Set each record down exactly, excluding all images.

#### [Exercise data]

================================

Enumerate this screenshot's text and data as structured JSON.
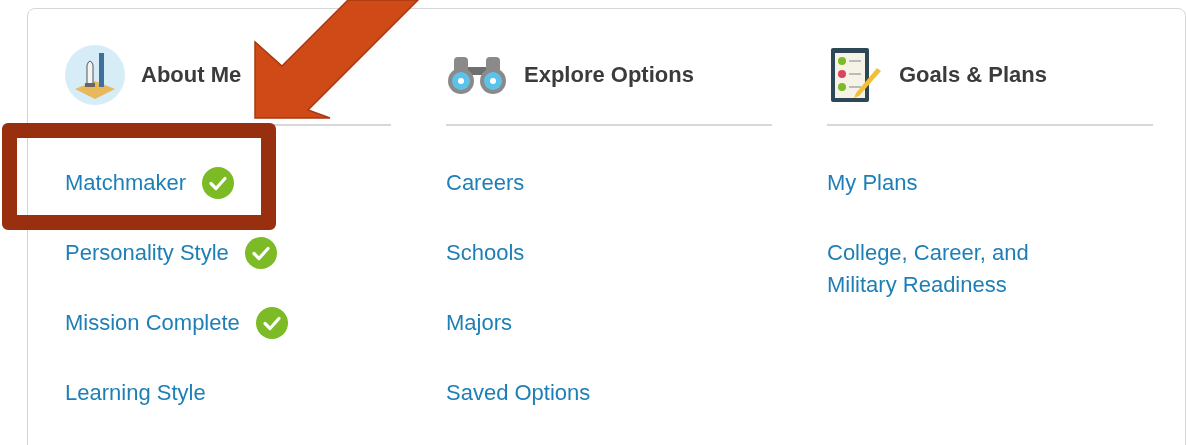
{
  "columns": [
    {
      "kind": "rocket",
      "title": "About Me",
      "items": [
        {
          "label": "Matchmaker",
          "done": true
        },
        {
          "label": "Personality Style",
          "done": true
        },
        {
          "label": "Mission Complete",
          "done": true
        },
        {
          "label": "Learning Style",
          "done": false
        }
      ]
    },
    {
      "kind": "binoculars",
      "title": "Explore Options",
      "items": [
        {
          "label": "Careers",
          "done": false
        },
        {
          "label": "Schools",
          "done": false
        },
        {
          "label": "Majors",
          "done": false
        },
        {
          "label": "Saved Options",
          "done": false
        }
      ]
    },
    {
      "kind": "clipboard",
      "title": "Goals & Plans",
      "items": [
        {
          "label": "My Plans",
          "done": false
        },
        {
          "label": "College, Career, and Military Readiness",
          "done": false
        }
      ]
    }
  ]
}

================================

#### [Finished exercise]
Enumerate this screenshot's text and data as structured JSON.
{
  "columns": [
    {
      "kind": "rocket",
      "title": "About Me",
      "items": [
        {
          "label": "Matchmaker",
          "done": true
        },
        {
          "label": "Personality Style",
          "done": true
        },
        {
          "label": "Mission Complete",
          "done": true
        },
        {
          "label": "Learning Style",
          "done": false
        }
      ]
    },
    {
      "kind": "binoculars",
      "title": "Explore Options",
      "items": [
        {
          "label": "Careers",
          "done": false
        },
        {
          "label": "Schools",
          "done": false
        },
        {
          "label": "Majors",
          "done": false
        },
        {
          "label": "Saved Options",
          "done": false
        }
      ]
    },
    {
      "kind": "clipboard",
      "title": "Goals & Plans",
      "items": [
        {
          "label": "My Plans",
          "done": false
        },
        {
          "label": "College, Career, and Military Readiness",
          "done": false
        }
      ]
    }
  ]
}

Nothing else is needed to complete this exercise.